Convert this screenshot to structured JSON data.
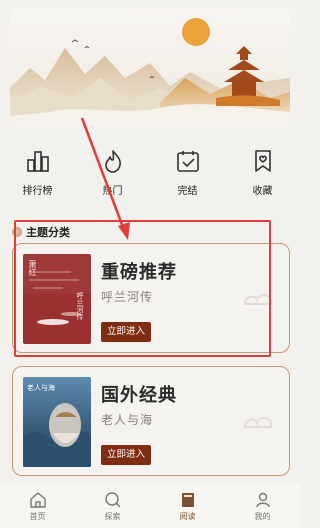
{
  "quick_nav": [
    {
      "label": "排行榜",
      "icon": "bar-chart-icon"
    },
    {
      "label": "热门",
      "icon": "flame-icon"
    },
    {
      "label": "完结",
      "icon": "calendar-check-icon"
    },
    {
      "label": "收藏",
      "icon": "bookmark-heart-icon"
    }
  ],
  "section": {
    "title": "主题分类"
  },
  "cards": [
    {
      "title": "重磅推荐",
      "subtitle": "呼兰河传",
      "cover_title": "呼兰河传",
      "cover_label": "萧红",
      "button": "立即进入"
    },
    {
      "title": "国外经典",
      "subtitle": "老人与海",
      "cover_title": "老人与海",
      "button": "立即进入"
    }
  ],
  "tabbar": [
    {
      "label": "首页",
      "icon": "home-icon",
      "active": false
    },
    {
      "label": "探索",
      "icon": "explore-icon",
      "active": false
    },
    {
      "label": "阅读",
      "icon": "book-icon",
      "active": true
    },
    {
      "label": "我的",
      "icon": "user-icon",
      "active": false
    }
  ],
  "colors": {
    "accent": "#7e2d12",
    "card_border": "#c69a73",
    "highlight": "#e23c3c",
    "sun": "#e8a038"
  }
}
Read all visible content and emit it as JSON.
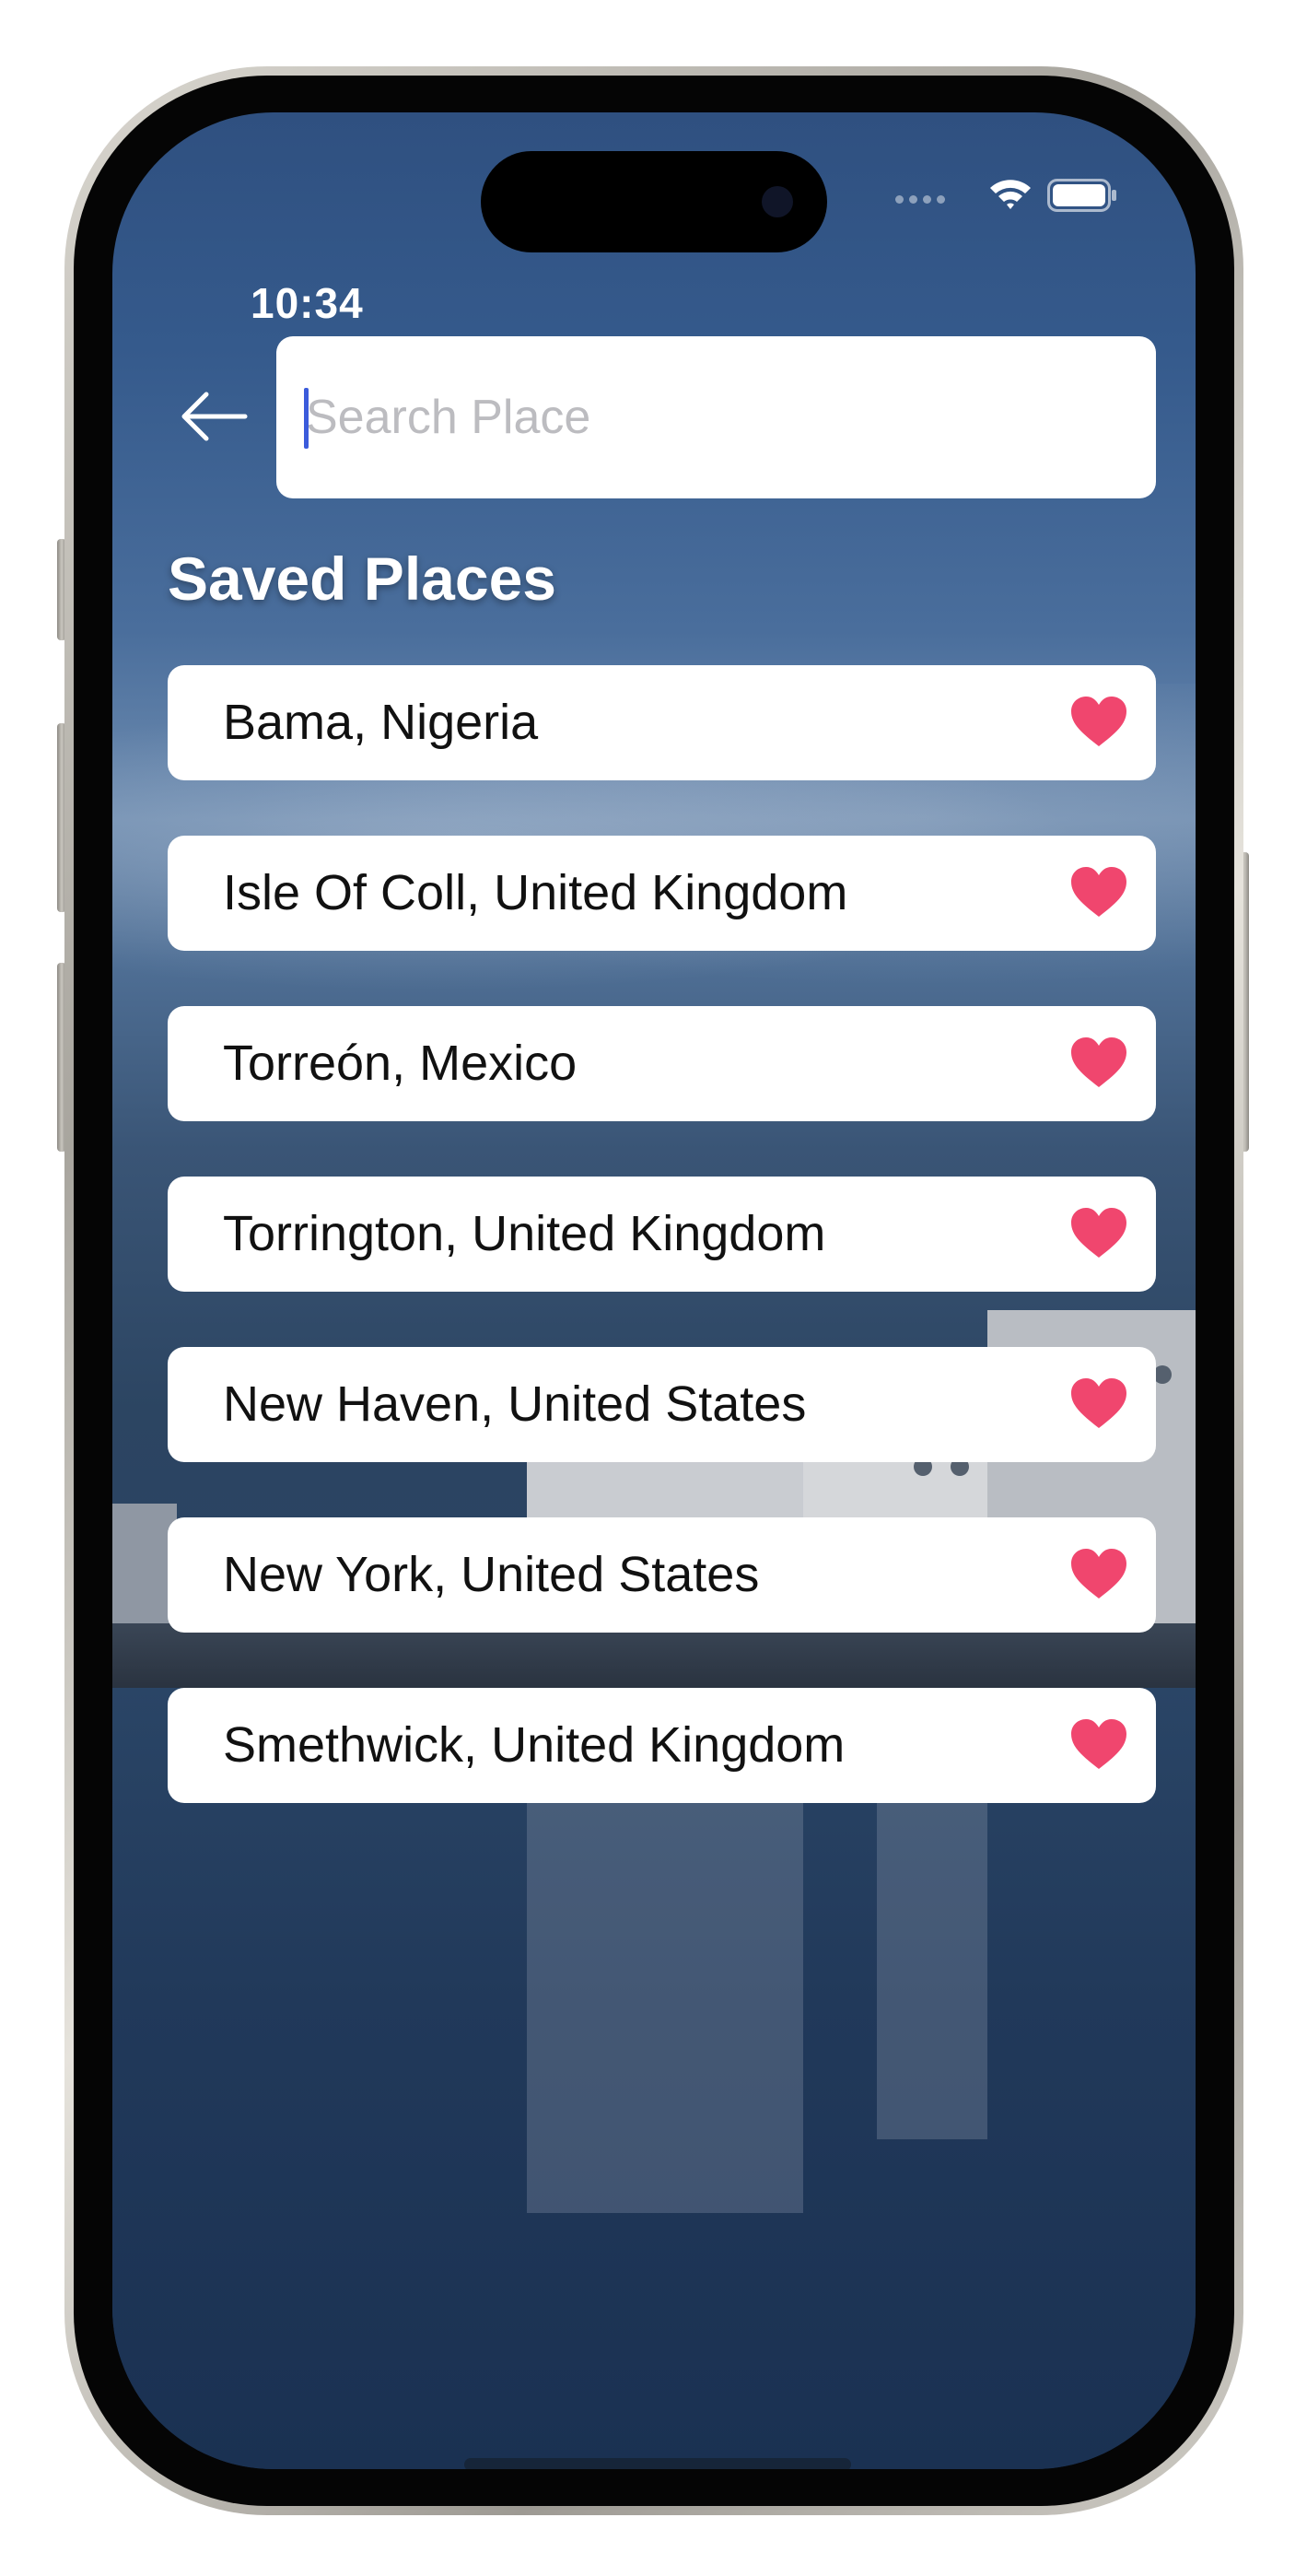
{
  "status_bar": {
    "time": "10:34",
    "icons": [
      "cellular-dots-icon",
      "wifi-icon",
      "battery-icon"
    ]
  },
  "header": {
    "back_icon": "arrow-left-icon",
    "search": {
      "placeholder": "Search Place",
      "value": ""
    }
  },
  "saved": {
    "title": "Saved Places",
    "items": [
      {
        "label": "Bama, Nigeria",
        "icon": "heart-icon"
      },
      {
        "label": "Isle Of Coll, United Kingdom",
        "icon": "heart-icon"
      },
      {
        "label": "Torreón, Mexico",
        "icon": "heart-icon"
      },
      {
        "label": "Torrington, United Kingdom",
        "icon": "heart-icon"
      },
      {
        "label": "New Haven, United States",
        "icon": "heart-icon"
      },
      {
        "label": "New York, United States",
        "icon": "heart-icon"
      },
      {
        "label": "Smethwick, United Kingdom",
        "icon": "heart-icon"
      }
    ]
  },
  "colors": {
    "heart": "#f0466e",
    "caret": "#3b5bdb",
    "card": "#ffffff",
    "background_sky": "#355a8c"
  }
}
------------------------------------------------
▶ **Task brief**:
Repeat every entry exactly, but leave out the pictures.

▶ **Exercise output**:
Convert this screenshot to structured JSON data.
{
  "quick_nav": [
    {
      "label": "排行榜",
      "icon": "bar-chart-icon"
    },
    {
      "label": "热门",
      "icon": "flame-icon"
    },
    {
      "label": "完结",
      "icon": "calendar-check-icon"
    },
    {
      "label": "收藏",
      "icon": "bookmark-heart-icon"
    }
  ],
  "section": {
    "title": "主题分类"
  },
  "cards": [
    {
      "title": "重磅推荐",
      "subtitle": "呼兰河传",
      "cover_title": "呼兰河传",
      "cover_label": "萧红",
      "button": "立即进入"
    },
    {
      "title": "国外经典",
      "subtitle": "老人与海",
      "cover_title": "老人与海",
      "button": "立即进入"
    }
  ],
  "tabbar": [
    {
      "label": "首页",
      "icon": "home-icon",
      "active": false
    },
    {
      "label": "探索",
      "icon": "explore-icon",
      "active": false
    },
    {
      "label": "阅读",
      "icon": "book-icon",
      "active": true
    },
    {
      "label": "我的",
      "icon": "user-icon",
      "active": false
    }
  ],
  "colors": {
    "accent": "#7e2d12",
    "card_border": "#c69a73",
    "highlight": "#e23c3c",
    "sun": "#e8a038"
  }
}
Read all visible content and emit it as JSON.
{
  "status_bar": {
    "time": "10:34",
    "icons": [
      "cellular-dots-icon",
      "wifi-icon",
      "battery-icon"
    ]
  },
  "header": {
    "back_icon": "arrow-left-icon",
    "search": {
      "placeholder": "Search Place",
      "value": ""
    }
  },
  "saved": {
    "title": "Saved Places",
    "items": [
      {
        "label": "Bama, Nigeria",
        "icon": "heart-icon"
      },
      {
        "label": "Isle Of Coll, United Kingdom",
        "icon": "heart-icon"
      },
      {
        "label": "Torreón, Mexico",
        "icon": "heart-icon"
      },
      {
        "label": "Torrington, United Kingdom",
        "icon": "heart-icon"
      },
      {
        "label": "New Haven, United States",
        "icon": "heart-icon"
      },
      {
        "label": "New York, United States",
        "icon": "heart-icon"
      },
      {
        "label": "Smethwick, United Kingdom",
        "icon": "heart-icon"
      }
    ]
  },
  "colors": {
    "heart": "#f0466e",
    "caret": "#3b5bdb",
    "card": "#ffffff",
    "background_sky": "#355a8c"
  }
}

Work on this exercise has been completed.